What you need to do:
A verbatim copy of the entries is the required answer.

_ _ _ _ _

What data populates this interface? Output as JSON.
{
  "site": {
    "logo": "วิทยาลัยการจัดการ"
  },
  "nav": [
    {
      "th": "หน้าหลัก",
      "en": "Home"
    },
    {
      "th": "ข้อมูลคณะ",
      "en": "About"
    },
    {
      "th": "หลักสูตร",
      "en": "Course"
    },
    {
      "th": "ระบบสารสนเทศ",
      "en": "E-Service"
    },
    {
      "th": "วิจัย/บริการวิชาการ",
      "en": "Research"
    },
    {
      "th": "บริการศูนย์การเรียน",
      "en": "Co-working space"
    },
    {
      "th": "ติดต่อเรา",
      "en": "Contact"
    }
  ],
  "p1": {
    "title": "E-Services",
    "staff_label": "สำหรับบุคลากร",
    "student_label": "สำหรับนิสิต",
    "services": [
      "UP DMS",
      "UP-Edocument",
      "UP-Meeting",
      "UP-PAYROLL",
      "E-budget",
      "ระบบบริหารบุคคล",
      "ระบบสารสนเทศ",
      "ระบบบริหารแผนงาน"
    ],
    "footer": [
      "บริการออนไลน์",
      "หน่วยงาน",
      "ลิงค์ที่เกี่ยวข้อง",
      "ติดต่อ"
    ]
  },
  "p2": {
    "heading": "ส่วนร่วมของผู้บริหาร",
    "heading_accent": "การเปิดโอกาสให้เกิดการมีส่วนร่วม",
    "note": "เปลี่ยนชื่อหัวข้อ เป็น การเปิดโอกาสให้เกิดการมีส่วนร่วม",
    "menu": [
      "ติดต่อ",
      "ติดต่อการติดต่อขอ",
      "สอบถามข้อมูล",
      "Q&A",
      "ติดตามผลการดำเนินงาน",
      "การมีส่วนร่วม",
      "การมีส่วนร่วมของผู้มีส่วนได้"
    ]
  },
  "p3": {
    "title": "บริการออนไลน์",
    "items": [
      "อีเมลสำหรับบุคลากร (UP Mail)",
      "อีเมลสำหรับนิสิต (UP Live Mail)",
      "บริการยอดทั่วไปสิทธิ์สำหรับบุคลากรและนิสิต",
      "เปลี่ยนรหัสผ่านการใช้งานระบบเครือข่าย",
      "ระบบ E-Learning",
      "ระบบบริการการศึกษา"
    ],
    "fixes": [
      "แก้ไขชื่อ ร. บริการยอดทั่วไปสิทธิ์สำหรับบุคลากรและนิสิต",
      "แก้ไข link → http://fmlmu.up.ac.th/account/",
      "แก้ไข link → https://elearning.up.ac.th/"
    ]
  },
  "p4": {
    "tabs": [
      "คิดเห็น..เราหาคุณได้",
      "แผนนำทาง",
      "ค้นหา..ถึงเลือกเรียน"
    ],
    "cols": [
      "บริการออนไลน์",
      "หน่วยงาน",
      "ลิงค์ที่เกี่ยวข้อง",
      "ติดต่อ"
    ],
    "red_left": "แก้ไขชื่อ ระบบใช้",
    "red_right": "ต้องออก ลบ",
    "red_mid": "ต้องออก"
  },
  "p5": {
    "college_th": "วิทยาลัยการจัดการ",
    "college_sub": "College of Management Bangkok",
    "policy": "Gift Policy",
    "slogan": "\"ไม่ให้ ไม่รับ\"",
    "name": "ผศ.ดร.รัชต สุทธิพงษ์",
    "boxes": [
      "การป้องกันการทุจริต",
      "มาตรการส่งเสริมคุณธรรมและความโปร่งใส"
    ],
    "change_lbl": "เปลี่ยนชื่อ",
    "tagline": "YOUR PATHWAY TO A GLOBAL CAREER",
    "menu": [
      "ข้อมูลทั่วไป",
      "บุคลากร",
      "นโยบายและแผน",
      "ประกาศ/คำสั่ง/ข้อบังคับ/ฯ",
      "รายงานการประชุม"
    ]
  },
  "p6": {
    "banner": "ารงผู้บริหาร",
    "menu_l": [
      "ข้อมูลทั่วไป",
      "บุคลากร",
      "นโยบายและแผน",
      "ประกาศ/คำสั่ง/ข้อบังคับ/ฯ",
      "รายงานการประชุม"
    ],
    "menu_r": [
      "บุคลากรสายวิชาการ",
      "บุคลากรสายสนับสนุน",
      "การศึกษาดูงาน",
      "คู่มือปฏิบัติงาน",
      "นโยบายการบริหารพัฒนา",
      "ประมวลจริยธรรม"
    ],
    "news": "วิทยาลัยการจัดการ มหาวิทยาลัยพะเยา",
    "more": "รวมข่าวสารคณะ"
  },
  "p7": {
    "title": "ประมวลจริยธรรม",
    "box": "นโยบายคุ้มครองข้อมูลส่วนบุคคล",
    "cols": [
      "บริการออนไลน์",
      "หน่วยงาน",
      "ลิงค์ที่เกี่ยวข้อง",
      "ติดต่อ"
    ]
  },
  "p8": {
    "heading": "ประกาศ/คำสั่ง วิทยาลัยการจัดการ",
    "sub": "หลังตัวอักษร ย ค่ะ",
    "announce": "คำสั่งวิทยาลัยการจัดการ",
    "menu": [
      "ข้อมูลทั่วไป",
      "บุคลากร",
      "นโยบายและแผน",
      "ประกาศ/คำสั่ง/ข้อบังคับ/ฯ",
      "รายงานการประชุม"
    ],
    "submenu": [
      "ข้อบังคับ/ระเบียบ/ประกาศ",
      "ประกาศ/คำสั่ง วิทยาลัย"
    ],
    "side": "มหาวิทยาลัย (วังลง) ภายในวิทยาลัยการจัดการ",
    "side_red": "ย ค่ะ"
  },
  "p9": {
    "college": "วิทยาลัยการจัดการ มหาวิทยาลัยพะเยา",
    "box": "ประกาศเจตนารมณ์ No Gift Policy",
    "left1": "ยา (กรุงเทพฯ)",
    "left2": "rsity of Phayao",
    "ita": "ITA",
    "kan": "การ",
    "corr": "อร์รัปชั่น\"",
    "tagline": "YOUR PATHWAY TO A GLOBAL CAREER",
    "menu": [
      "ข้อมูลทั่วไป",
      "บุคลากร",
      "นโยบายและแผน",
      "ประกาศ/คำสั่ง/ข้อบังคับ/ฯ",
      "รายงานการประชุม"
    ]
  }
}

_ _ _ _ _

Exercise output:
What data populates this interface? Output as JSON.
{
  "site": {
    "logo": "วิทยาลัยการจัดการ"
  },
  "nav": [
    {
      "th": "หน้าหลัก",
      "en": "Home"
    },
    {
      "th": "ข้อมูลคณะ",
      "en": "About"
    },
    {
      "th": "หลักสูตร",
      "en": "Course"
    },
    {
      "th": "ระบบสารสนเทศ",
      "en": "E-Service"
    },
    {
      "th": "วิจัย/บริการวิชาการ",
      "en": "Research"
    },
    {
      "th": "บริการศูนย์การเรียน",
      "en": "Co-working space"
    },
    {
      "th": "ติดต่อเรา",
      "en": "Contact"
    }
  ],
  "p1": {
    "title": "E-Services",
    "staff_label": "สำหรับบุคลากร",
    "student_label": "สำหรับนิสิต",
    "services": [
      "UP DMS",
      "UP-Edocument",
      "UP-Meeting",
      "UP-PAYROLL",
      "E-budget",
      "ระบบบริหารบุคคล",
      "ระบบสารสนเทศ",
      "ระบบบริหารแผนงาน"
    ],
    "footer": [
      "บริการออนไลน์",
      "หน่วยงาน",
      "ลิงค์ที่เกี่ยวข้อง",
      "ติดต่อ"
    ]
  },
  "p2": {
    "heading": "ส่วนร่วมของผู้บริหาร",
    "heading_accent": "การเปิดโอกาสให้เกิดการมีส่วนร่วม",
    "note": "เปลี่ยนชื่อหัวข้อ เป็น การเปิดโอกาสให้เกิดการมีส่วนร่วม",
    "menu": [
      "ติดต่อ",
      "ติดต่อการติดต่อขอ",
      "สอบถามข้อมูล",
      "Q&A",
      "ติดตามผลการดำเนินงาน",
      "การมีส่วนร่วม",
      "การมีส่วนร่วมของผู้มีส่วนได้"
    ]
  },
  "p3": {
    "title": "บริการออนไลน์",
    "items": [
      "อีเมลสำหรับบุคลากร (UP Mail)",
      "อีเมลสำหรับนิสิต (UP Live Mail)",
      "บริการยอดทั่วไปสิทธิ์สำหรับบุคลากรและนิสิต",
      "เปลี่ยนรหัสผ่านการใช้งานระบบเครือข่าย",
      "ระบบ E-Learning",
      "ระบบบริการการศึกษา"
    ],
    "fixes": [
      "แก้ไขชื่อ ร. บริการยอดทั่วไปสิทธิ์สำหรับบุคลากรและนิสิต",
      "แก้ไข link → http://fmlmu.up.ac.th/account/",
      "แก้ไข link → https://elearning.up.ac.th/"
    ]
  },
  "p4": {
    "tabs": [
      "คิดเห็น..เราหาคุณได้",
      "แผนนำทาง",
      "ค้นหา..ถึงเลือกเรียน"
    ],
    "cols": [
      "บริการออนไลน์",
      "หน่วยงาน",
      "ลิงค์ที่เกี่ยวข้อง",
      "ติดต่อ"
    ],
    "red_left": "แก้ไขชื่อ ระบบใช้",
    "red_right": "ต้องออก ลบ",
    "red_mid": "ต้องออก"
  },
  "p5": {
    "college_th": "วิทยาลัยการจัดการ",
    "college_sub": "College of Management Bangkok",
    "policy": "Gift Policy",
    "slogan": "\"ไม่ให้ ไม่รับ\"",
    "name": "ผศ.ดร.รัชต สุทธิพงษ์",
    "boxes": [
      "การป้องกันการทุจริต",
      "มาตรการส่งเสริมคุณธรรมและความโปร่งใส"
    ],
    "change_lbl": "เปลี่ยนชื่อ",
    "tagline": "YOUR PATHWAY TO A GLOBAL CAREER",
    "menu": [
      "ข้อมูลทั่วไป",
      "บุคลากร",
      "นโยบายและแผน",
      "ประกาศ/คำสั่ง/ข้อบังคับ/ฯ",
      "รายงานการประชุม"
    ]
  },
  "p6": {
    "banner": "ารงผู้บริหาร",
    "menu_l": [
      "ข้อมูลทั่วไป",
      "บุคลากร",
      "นโยบายและแผน",
      "ประกาศ/คำสั่ง/ข้อบังคับ/ฯ",
      "รายงานการประชุม"
    ],
    "menu_r": [
      "บุคลากรสายวิชาการ",
      "บุคลากรสายสนับสนุน",
      "การศึกษาดูงาน",
      "คู่มือปฏิบัติงาน",
      "นโยบายการบริหารพัฒนา",
      "ประมวลจริยธรรม"
    ],
    "news": "วิทยาลัยการจัดการ มหาวิทยาลัยพะเยา",
    "more": "รวมข่าวสารคณะ"
  },
  "p7": {
    "title": "ประมวลจริยธรรม",
    "box": "นโยบายคุ้มครองข้อมูลส่วนบุคคล",
    "cols": [
      "บริการออนไลน์",
      "หน่วยงาน",
      "ลิงค์ที่เกี่ยวข้อง",
      "ติดต่อ"
    ]
  },
  "p8": {
    "heading": "ประกาศ/คำสั่ง วิทยาลัยการจัดการ",
    "sub": "หลังตัวอักษร ย ค่ะ",
    "announce": "คำสั่งวิทยาลัยการจัดการ",
    "menu": [
      "ข้อมูลทั่วไป",
      "บุคลากร",
      "นโยบายและแผน",
      "ประกาศ/คำสั่ง/ข้อบังคับ/ฯ",
      "รายงานการประชุม"
    ],
    "submenu": [
      "ข้อบังคับ/ระเบียบ/ประกาศ",
      "ประกาศ/คำสั่ง วิทยาลัย"
    ],
    "side": "มหาวิทยาลัย (วังลง) ภายในวิทยาลัยการจัดการ",
    "side_red": "ย ค่ะ"
  },
  "p9": {
    "college": "วิทยาลัยการจัดการ มหาวิทยาลัยพะเยา",
    "box": "ประกาศเจตนารมณ์ No Gift Policy",
    "left1": "ยา (กรุงเทพฯ)",
    "left2": "rsity of Phayao",
    "ita": "ITA",
    "kan": "การ",
    "corr": "อร์รัปชั่น\"",
    "tagline": "YOUR PATHWAY TO A GLOBAL CAREER",
    "menu": [
      "ข้อมูลทั่วไป",
      "บุคลากร",
      "นโยบายและแผน",
      "ประกาศ/คำสั่ง/ข้อบังคับ/ฯ",
      "รายงานการประชุม"
    ]
  }
}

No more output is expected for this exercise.